The Government have put the Trade and Agriculture Commission on a statutory footing – with Amendments 49 and 50 giving it a degree of permanency – and have even seemed to incorporate what we were pushing for, in that it should have its own staff and facilities, but then government Amendment 36 throws all that out. A Secretary of State can ditch the whole thing with a statutory instrument. How is that sticking to a promise about making this a body that can properly do the job?

It is a case of caring very much about climate change, the environment, workers’ rights and the quality of our food

My problem with the Bill is one that I have had for the last two years with this Government – particularly in the last year, when they have kept trying to reduce our democracy. I simply do not understand how a Conservative Government can justify that. If they were sitting on the Opposition Benches at the moment, they would be shouting loudest about how corrupt it all was and how we were trying to take power back for the people, not for politicians, and so on. For me, it is incredibly frustrating constantly to hear and see these attacks on democracy. I do not think that this Government have a clue about it.

We have discussed these issues more than once over the past four years; it is getting quite repetitive. When we in this House amend and improve any legislation, it goes back to the Commons and then of course it is all whipped out or the Bill is delayed for a few years, so in some ways all our work is for nothing. With this Bill, the Government are again trying to bypass scrutiny. Why would they want to do that? Scrutiny helps – it can highlight the problems, as well as improvements – so why anybody would want to do that, I just do not understand. It should be enough, even for the most loyal Conservatives on the Government Benches, to ask, “What on earth we are doing here? Why are we bothering? There is all this hard work from the second Chamber and it comes to nothing.”

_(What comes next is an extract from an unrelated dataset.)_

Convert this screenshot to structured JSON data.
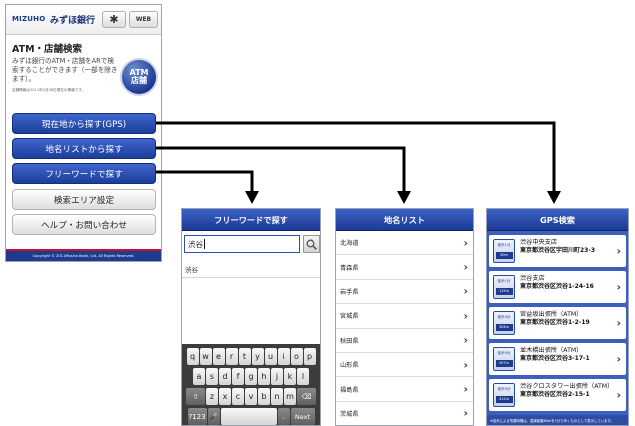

The Greens believe that the market and the economy should serve the people, not necessarily politicians or even big business. Therefore, I strongly support Amendment 6. It is a case of caring very much about climate change, the environment, workers’ rights and the quality of our food; I just do not understand why the Government are choosing to fight this. I accept that having a huge majority in the Commons means that they can pretty much do what they like, but why would they? Why not honour some of the promises that they made in the Brexit debate and give power back to the people?

A Secretary of State can ditch the whole thing with a statutory instrument. How is that sticking to a promise about making this a body that can properly do the job?

I support Amendments 7 and 44 in the name of the noble Baroness, Lady McIntosh. It is obvious immediately, from the way she laid things out at the very beginning, that the Government have done a little but not enough. It is a pleasure for me to speak in this group and have a tiny part in the Government’s compromise amendments. Although they are welcome, they just do not do the job. Why do they not guarantee the commission its independence? The weakness is exposed when compared with the non-government amendments in this group. While I would like to call a win a win, I do not think we really have a win here. I am worried that this welcome but small compromise will actually create nothing more than a talking shop, which can simply be ignored by the Government.

The Government have put the Trade and Agriculture Commission on a statutory footing, with Amendments 49 and 50, given it a degree of permanency and have even seemed to incorporate what we were pushing for in that it should have its own staff and facilities, but then government Amendment 36 throws all that out. A Secretary of State can ditch the whole thing with a statutory instrument. How is that sticking to a promise about making this a body that can properly do the job?

I hope that the Minister will think again before Third Reading, so that we do not have to compromise endlessly with a body that is too feeble and inconsequential to do the job.

Read the whole debate on Hansard